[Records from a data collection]

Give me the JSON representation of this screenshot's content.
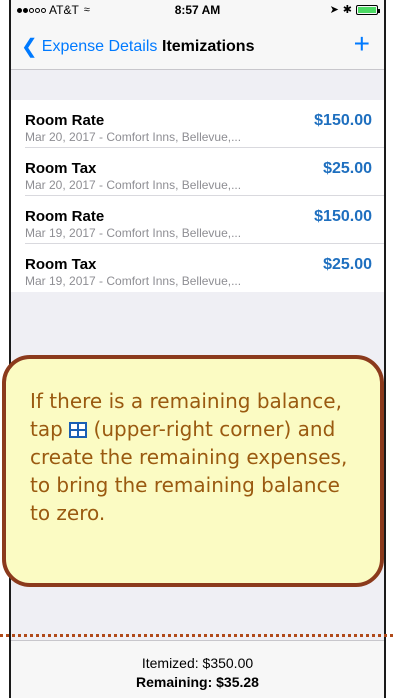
{
  "status_bar": {
    "carrier": "AT&T",
    "time": "8:57 AM"
  },
  "nav": {
    "back_label": "Expense Details",
    "title": "Itemizations",
    "add_symbol": "+"
  },
  "items": [
    {
      "title": "Room Rate",
      "subtitle": "Mar 20, 2017 - Comfort Inns, Bellevue,...",
      "amount": "$150.00"
    },
    {
      "title": "Room Tax",
      "subtitle": "Mar 20, 2017 - Comfort Inns, Bellevue,...",
      "amount": "$25.00"
    },
    {
      "title": "Room Rate",
      "subtitle": "Mar 19, 2017 - Comfort Inns, Bellevue,...",
      "amount": "$150.00"
    },
    {
      "title": "Room Tax",
      "subtitle": "Mar 19, 2017 - Comfort Inns, Bellevue,...",
      "amount": "$25.00"
    }
  ],
  "callout": {
    "text_before": "If there is a remaining balance, tap ",
    "text_after": " (upper-right corner) and create the remaining expenses, to bring the remaining balance to zero."
  },
  "footer": {
    "itemized": "Itemized: $350.00",
    "remaining": "Remaining: $35.28"
  },
  "colors": {
    "accent": "#007aff",
    "amount": "#1e6fbf",
    "callout_border": "#8b3a1c",
    "callout_bg": "#fbfbc3"
  }
}
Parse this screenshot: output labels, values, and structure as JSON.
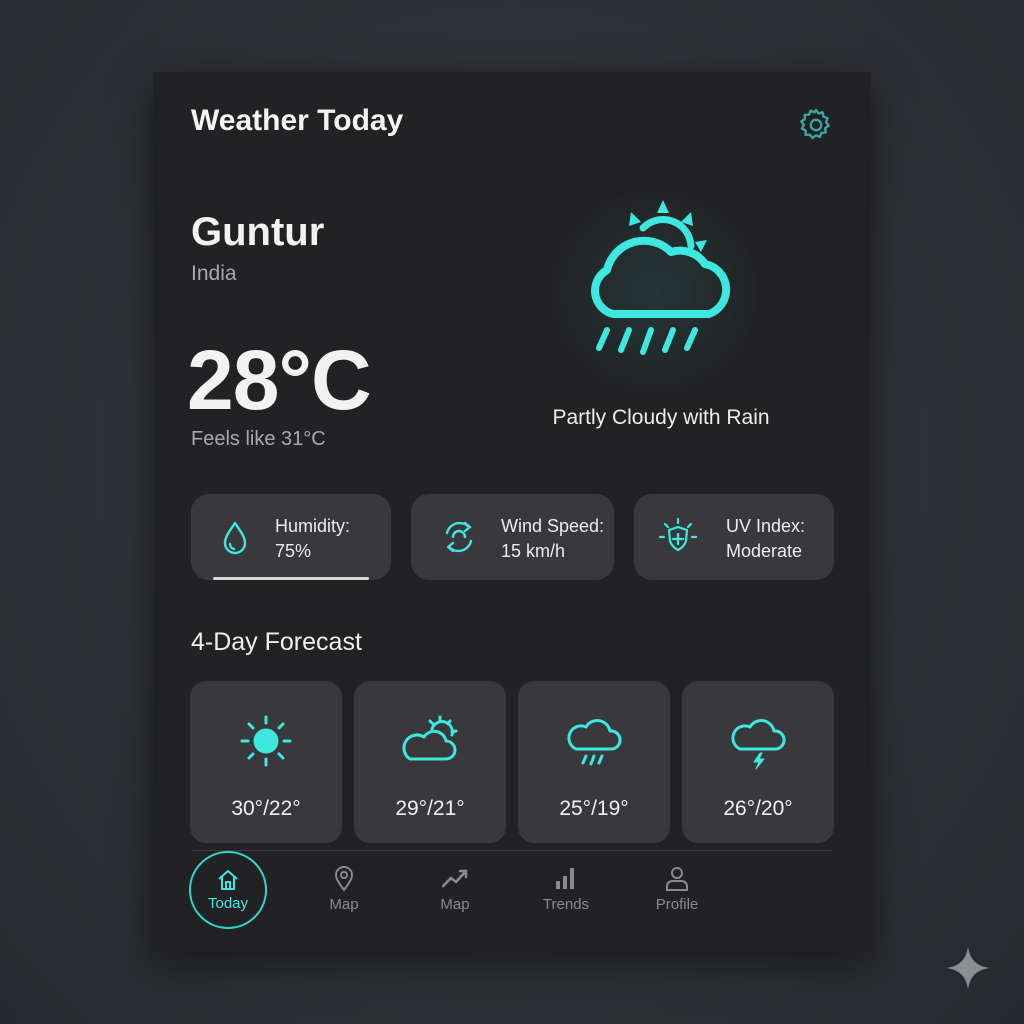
{
  "header": {
    "title": "Weather Today",
    "settings_icon": "gear-icon"
  },
  "location": {
    "city": "Guntur",
    "country": "India"
  },
  "current": {
    "temperature": "28°C",
    "feels_like": "Feels like 31°C",
    "condition": "Partly Cloudy with Rain",
    "icon": "cloud-sun-rain-icon"
  },
  "stats": [
    {
      "label": "Humidity:",
      "value": "75%",
      "icon": "water-drop-icon",
      "progress": 0.75
    },
    {
      "label": "Wind Speed:",
      "value": "15 km/h",
      "icon": "wind-cycle-icon"
    },
    {
      "label": "UV Index:",
      "value": "Moderate",
      "icon": "uv-shield-icon"
    }
  ],
  "forecast": {
    "title": "4-Day Forecast",
    "days": [
      {
        "temps": "30°/22°",
        "icon": "sun-icon"
      },
      {
        "temps": "29°/21°",
        "icon": "cloud-sun-icon"
      },
      {
        "temps": "25°/19°",
        "icon": "cloud-rain-icon"
      },
      {
        "temps": "26°/20°",
        "icon": "cloud-lightning-icon"
      }
    ]
  },
  "nav": [
    {
      "label": "Today",
      "icon": "home-icon",
      "active": true
    },
    {
      "label": "Map",
      "icon": "map-pin-icon"
    },
    {
      "label": "Map",
      "icon": "trend-icon"
    },
    {
      "label": "Trends",
      "icon": "bar-chart-icon"
    },
    {
      "label": "Profile",
      "icon": "user-icon"
    }
  ],
  "colors": {
    "accent": "#3de8e0",
    "background": "#222224",
    "card": "#39393d",
    "page": "#2e3135"
  }
}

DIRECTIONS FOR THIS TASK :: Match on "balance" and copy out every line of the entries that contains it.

OUTPUT BELOW ::
    "text_before": "If there is a remaining balance, tap ",
    "text_after": " (upper-right corner) and create the remaining expenses, to bring the remaining balance to zero."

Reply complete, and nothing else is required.